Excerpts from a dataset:
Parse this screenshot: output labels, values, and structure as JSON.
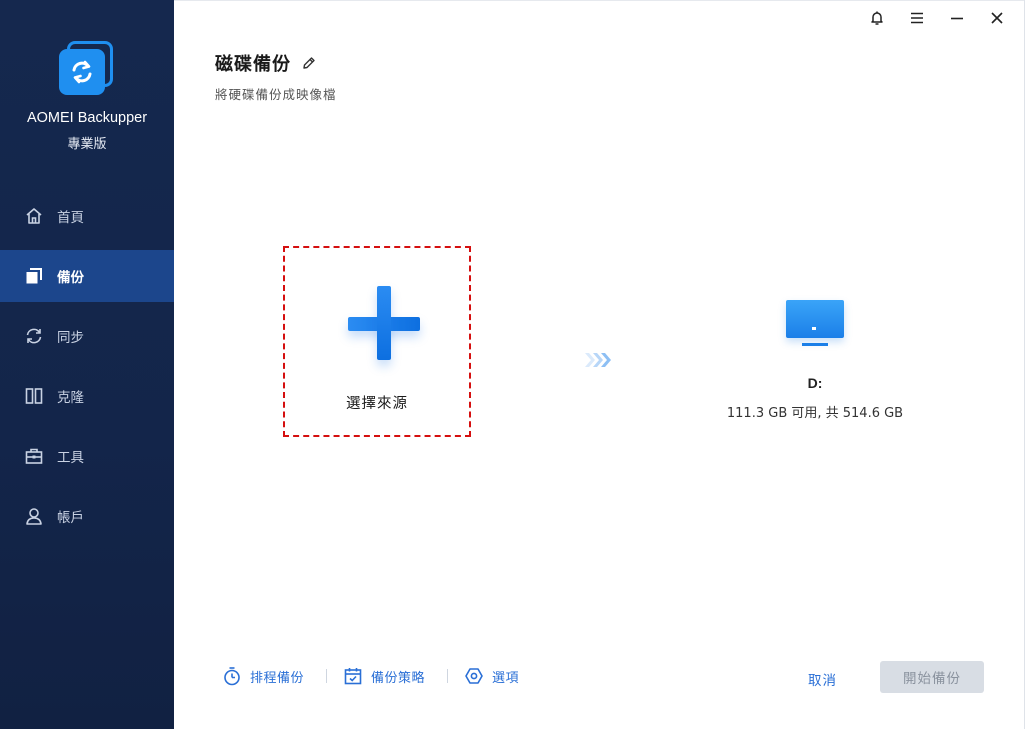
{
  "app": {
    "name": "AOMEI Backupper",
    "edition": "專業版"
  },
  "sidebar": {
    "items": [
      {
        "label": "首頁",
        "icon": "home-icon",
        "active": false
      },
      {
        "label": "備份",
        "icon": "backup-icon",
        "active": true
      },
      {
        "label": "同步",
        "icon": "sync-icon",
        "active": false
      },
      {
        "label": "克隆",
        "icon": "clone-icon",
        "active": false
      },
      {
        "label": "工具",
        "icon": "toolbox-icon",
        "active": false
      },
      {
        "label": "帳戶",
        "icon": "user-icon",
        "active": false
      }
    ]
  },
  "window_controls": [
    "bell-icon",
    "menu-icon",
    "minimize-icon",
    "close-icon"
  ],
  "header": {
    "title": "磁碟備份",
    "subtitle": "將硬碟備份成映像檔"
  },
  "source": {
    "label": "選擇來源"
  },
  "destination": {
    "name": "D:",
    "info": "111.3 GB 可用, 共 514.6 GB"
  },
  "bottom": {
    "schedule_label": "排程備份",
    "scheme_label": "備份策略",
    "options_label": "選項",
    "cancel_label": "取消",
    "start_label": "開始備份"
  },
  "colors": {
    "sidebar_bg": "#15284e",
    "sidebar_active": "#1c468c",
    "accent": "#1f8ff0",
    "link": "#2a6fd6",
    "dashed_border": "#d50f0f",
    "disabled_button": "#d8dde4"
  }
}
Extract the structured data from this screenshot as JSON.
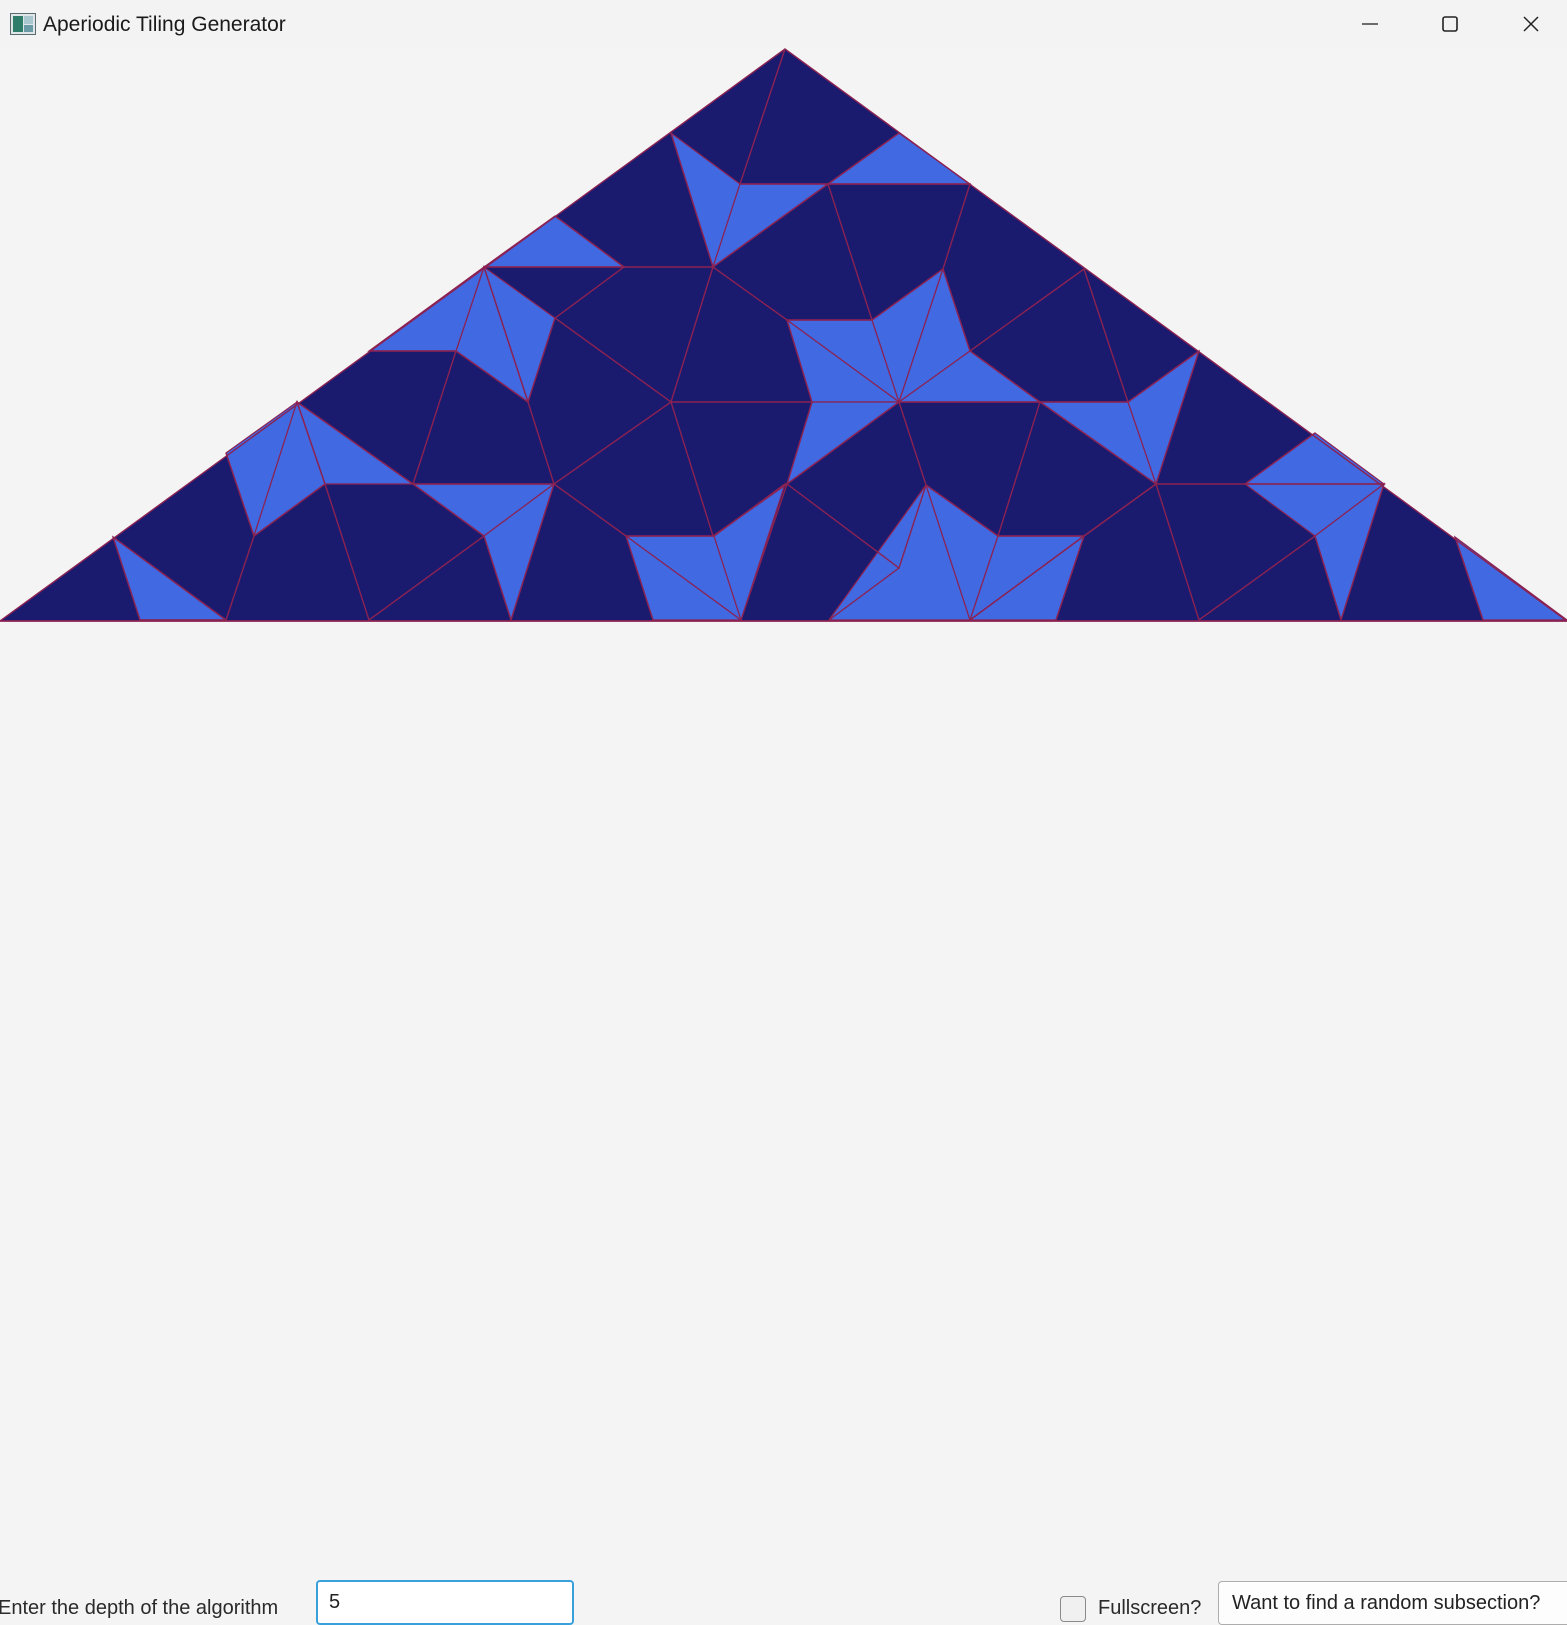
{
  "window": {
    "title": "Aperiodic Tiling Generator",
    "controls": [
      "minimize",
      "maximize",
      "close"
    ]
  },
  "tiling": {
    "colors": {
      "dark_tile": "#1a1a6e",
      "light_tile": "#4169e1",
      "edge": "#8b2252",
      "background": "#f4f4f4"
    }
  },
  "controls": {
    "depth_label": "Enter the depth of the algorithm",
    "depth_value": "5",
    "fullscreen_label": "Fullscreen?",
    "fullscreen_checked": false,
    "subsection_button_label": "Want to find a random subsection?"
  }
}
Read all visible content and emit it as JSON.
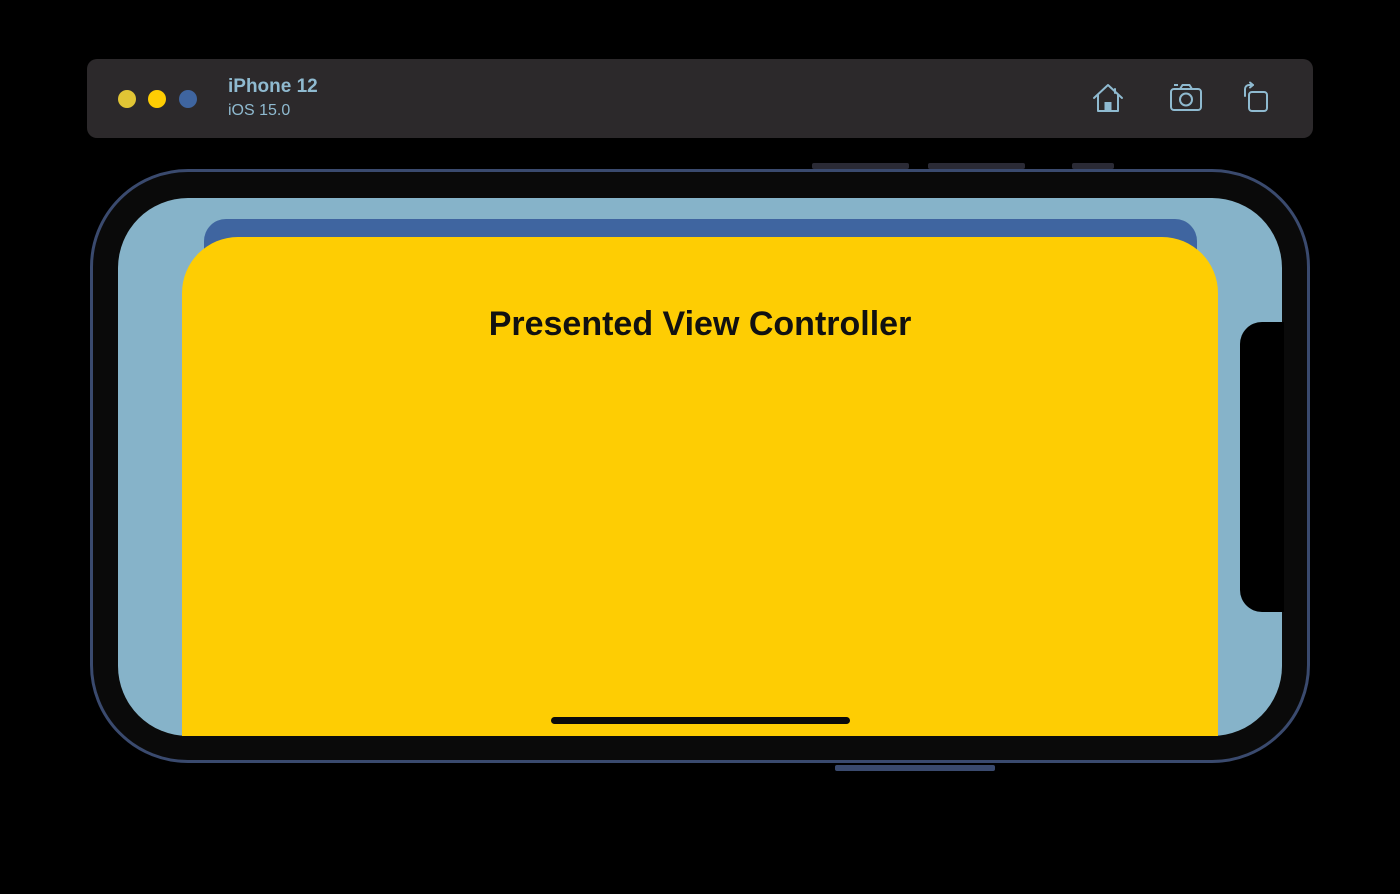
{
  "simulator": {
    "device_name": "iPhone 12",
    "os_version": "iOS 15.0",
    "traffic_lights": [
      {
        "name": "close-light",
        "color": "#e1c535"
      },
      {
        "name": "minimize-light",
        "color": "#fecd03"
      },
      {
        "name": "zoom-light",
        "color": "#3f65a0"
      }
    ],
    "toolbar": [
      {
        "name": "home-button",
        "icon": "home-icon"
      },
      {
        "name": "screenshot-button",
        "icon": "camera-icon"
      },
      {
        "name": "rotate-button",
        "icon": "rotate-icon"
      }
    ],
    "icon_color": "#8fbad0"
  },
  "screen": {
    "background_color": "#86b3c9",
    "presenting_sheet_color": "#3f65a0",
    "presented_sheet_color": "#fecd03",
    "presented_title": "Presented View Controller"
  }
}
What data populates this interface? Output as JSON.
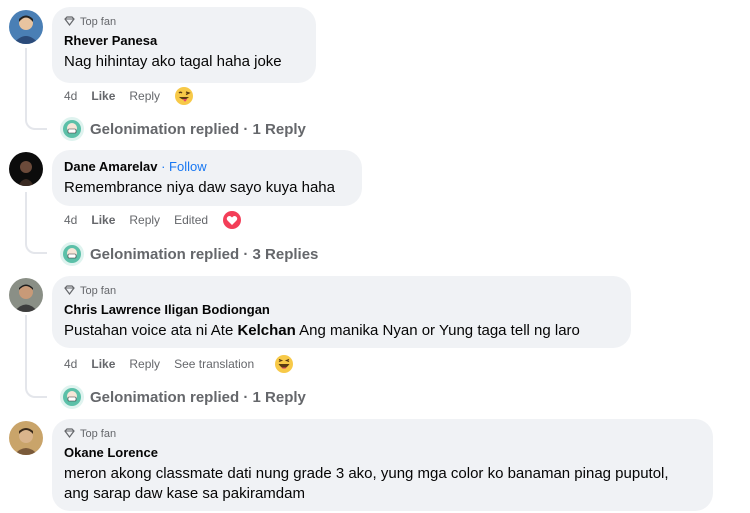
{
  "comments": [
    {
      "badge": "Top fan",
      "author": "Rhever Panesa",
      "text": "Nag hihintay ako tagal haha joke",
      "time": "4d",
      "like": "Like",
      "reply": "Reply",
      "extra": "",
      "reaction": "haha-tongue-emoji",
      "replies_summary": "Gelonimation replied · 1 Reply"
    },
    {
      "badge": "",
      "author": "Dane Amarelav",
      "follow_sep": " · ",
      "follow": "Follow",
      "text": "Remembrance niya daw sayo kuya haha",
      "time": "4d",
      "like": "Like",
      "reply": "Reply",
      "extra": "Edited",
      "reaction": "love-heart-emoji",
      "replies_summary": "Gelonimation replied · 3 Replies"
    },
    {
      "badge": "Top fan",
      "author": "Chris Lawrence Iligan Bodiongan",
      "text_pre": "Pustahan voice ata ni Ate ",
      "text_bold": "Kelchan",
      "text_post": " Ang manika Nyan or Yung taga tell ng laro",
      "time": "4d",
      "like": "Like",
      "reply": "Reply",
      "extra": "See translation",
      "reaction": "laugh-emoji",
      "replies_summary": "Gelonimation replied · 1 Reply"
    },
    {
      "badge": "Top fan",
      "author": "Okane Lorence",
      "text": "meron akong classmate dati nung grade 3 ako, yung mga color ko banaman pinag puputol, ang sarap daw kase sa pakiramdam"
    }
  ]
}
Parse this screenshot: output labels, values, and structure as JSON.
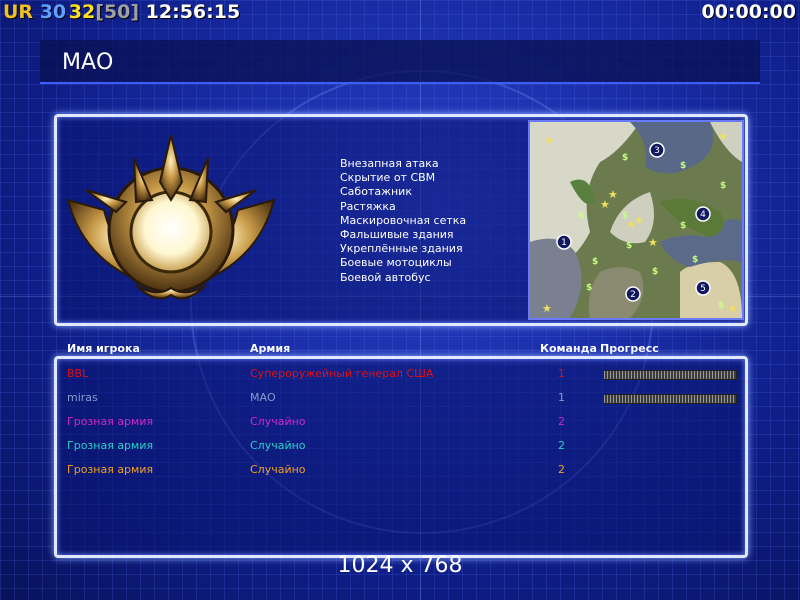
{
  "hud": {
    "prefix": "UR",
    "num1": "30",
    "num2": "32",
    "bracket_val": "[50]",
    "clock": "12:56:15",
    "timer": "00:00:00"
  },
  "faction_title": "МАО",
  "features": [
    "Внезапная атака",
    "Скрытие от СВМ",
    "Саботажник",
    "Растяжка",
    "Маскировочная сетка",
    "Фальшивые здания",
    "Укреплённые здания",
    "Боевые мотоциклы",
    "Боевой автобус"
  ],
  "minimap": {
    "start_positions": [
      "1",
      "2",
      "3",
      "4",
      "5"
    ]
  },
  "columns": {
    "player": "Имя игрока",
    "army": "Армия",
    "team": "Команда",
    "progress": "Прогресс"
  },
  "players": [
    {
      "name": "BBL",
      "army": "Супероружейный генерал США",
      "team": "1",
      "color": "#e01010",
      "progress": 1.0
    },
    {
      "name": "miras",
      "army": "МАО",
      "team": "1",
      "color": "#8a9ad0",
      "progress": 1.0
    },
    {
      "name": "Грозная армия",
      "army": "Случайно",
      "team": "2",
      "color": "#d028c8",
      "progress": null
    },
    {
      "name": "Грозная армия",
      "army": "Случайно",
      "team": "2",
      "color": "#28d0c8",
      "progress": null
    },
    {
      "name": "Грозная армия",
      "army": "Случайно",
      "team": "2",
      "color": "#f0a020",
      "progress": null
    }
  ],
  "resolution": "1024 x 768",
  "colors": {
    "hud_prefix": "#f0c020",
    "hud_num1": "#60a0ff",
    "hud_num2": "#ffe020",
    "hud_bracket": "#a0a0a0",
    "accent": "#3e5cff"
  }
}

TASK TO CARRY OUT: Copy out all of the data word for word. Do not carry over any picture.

OUTPUT:
Parse this screenshot: output labels, values, and structure as JSON.
{
  "app": {
    "name": "AOMEI Backupper",
    "edition": "專業版"
  },
  "sidebar": {
    "items": [
      {
        "label": "首頁",
        "icon": "home-icon",
        "active": false
      },
      {
        "label": "備份",
        "icon": "backup-icon",
        "active": true
      },
      {
        "label": "同步",
        "icon": "sync-icon",
        "active": false
      },
      {
        "label": "克隆",
        "icon": "clone-icon",
        "active": false
      },
      {
        "label": "工具",
        "icon": "toolbox-icon",
        "active": false
      },
      {
        "label": "帳戶",
        "icon": "user-icon",
        "active": false
      }
    ]
  },
  "window_controls": [
    "bell-icon",
    "menu-icon",
    "minimize-icon",
    "close-icon"
  ],
  "header": {
    "title": "磁碟備份",
    "subtitle": "將硬碟備份成映像檔"
  },
  "source": {
    "label": "選擇來源"
  },
  "destination": {
    "name": "D:",
    "info": "111.3 GB 可用, 共 514.6 GB"
  },
  "bottom": {
    "schedule_label": "排程備份",
    "scheme_label": "備份策略",
    "options_label": "選項",
    "cancel_label": "取消",
    "start_label": "開始備份"
  },
  "colors": {
    "sidebar_bg": "#15284e",
    "sidebar_active": "#1c468c",
    "accent": "#1f8ff0",
    "link": "#2a6fd6",
    "dashed_border": "#d50f0f",
    "disabled_button": "#d8dde4"
  }
}
Extract the structured data from this screenshot as JSON.
{
  "window": {
    "title": "Aperiodic Tiling Generator",
    "controls": [
      "minimize",
      "maximize",
      "close"
    ]
  },
  "tiling": {
    "colors": {
      "dark_tile": "#1a1a6e",
      "light_tile": "#4169e1",
      "edge": "#8b2252",
      "background": "#f4f4f4"
    }
  },
  "controls": {
    "depth_label": "Enter the depth of the algorithm",
    "depth_value": "5",
    "fullscreen_label": "Fullscreen?",
    "fullscreen_checked": false,
    "subsection_button_label": "Want to find a random subsection?"
  }
}
Read all visible content and emit it as JSON.
{
  "simulator": {
    "device_name": "iPhone 12",
    "os_version": "iOS 15.0",
    "traffic_lights": [
      {
        "name": "close-light",
        "color": "#e1c535"
      },
      {
        "name": "minimize-light",
        "color": "#fecd03"
      },
      {
        "name": "zoom-light",
        "color": "#3f65a0"
      }
    ],
    "toolbar": [
      {
        "name": "home-button",
        "icon": "home-icon"
      },
      {
        "name": "screenshot-button",
        "icon": "camera-icon"
      },
      {
        "name": "rotate-button",
        "icon": "rotate-icon"
      }
    ],
    "icon_color": "#8fbad0"
  },
  "screen": {
    "background_color": "#86b3c9",
    "presenting_sheet_color": "#3f65a0",
    "presented_sheet_color": "#fecd03",
    "presented_title": "Presented View Controller"
  }
}
What data populates this interface? Output as JSON.
{
  "comments": [
    {
      "badge": "Top fan",
      "author": "Rhever Panesa",
      "text": "Nag hihintay ako tagal haha joke",
      "time": "4d",
      "like": "Like",
      "reply": "Reply",
      "extra": "",
      "reaction": "haha-tongue-emoji",
      "replies_summary": "Gelonimation replied · 1 Reply"
    },
    {
      "badge": "",
      "author": "Dane Amarelav",
      "follow_sep": " · ",
      "follow": "Follow",
      "text": "Remembrance niya daw sayo kuya haha",
      "time": "4d",
      "like": "Like",
      "reply": "Reply",
      "extra": "Edited",
      "reaction": "love-heart-emoji",
      "replies_summary": "Gelonimation replied · 3 Replies"
    },
    {
      "badge": "Top fan",
      "author": "Chris Lawrence Iligan Bodiongan",
      "text_pre": "Pustahan voice ata ni Ate ",
      "text_bold": "Kelchan",
      "text_post": " Ang manika Nyan or Yung taga tell ng laro",
      "time": "4d",
      "like": "Like",
      "reply": "Reply",
      "extra": "See translation",
      "reaction": "laugh-emoji",
      "replies_summary": "Gelonimation replied · 1 Reply"
    },
    {
      "badge": "Top fan",
      "author": "Okane Lorence",
      "text": "meron akong classmate dati nung grade 3 ako, yung mga color ko banaman pinag puputol, ang sarap daw kase sa pakiramdam"
    }
  ]
}
Parse this screenshot: output labels, values, and structure as JSON.
{
  "hud": {
    "prefix": "UR",
    "num1": "30",
    "num2": "32",
    "bracket_val": "[50]",
    "clock": "12:56:15",
    "timer": "00:00:00"
  },
  "faction_title": "МАО",
  "features": [
    "Внезапная атака",
    "Скрытие от СВМ",
    "Саботажник",
    "Растяжка",
    "Маскировочная сетка",
    "Фальшивые здания",
    "Укреплённые здания",
    "Боевые мотоциклы",
    "Боевой автобус"
  ],
  "minimap": {
    "start_positions": [
      "1",
      "2",
      "3",
      "4",
      "5"
    ]
  },
  "columns": {
    "player": "Имя игрока",
    "army": "Армия",
    "team": "Команда",
    "progress": "Прогресс"
  },
  "players": [
    {
      "name": "BBL",
      "army": "Супероружейный генерал США",
      "team": "1",
      "color": "#e01010",
      "progress": 1.0
    },
    {
      "name": "miras",
      "army": "МАО",
      "team": "1",
      "color": "#8a9ad0",
      "progress": 1.0
    },
    {
      "name": "Грозная армия",
      "army": "Случайно",
      "team": "2",
      "color": "#d028c8",
      "progress": null
    },
    {
      "name": "Грозная армия",
      "army": "Случайно",
      "team": "2",
      "color": "#28d0c8",
      "progress": null
    },
    {
      "name": "Грозная армия",
      "army": "Случайно",
      "team": "2",
      "color": "#f0a020",
      "progress": null
    }
  ],
  "resolution": "1024 x 768",
  "colors": {
    "hud_prefix": "#f0c020",
    "hud_num1": "#60a0ff",
    "hud_num2": "#ffe020",
    "hud_bracket": "#a0a0a0",
    "accent": "#3e5cff"
  }
}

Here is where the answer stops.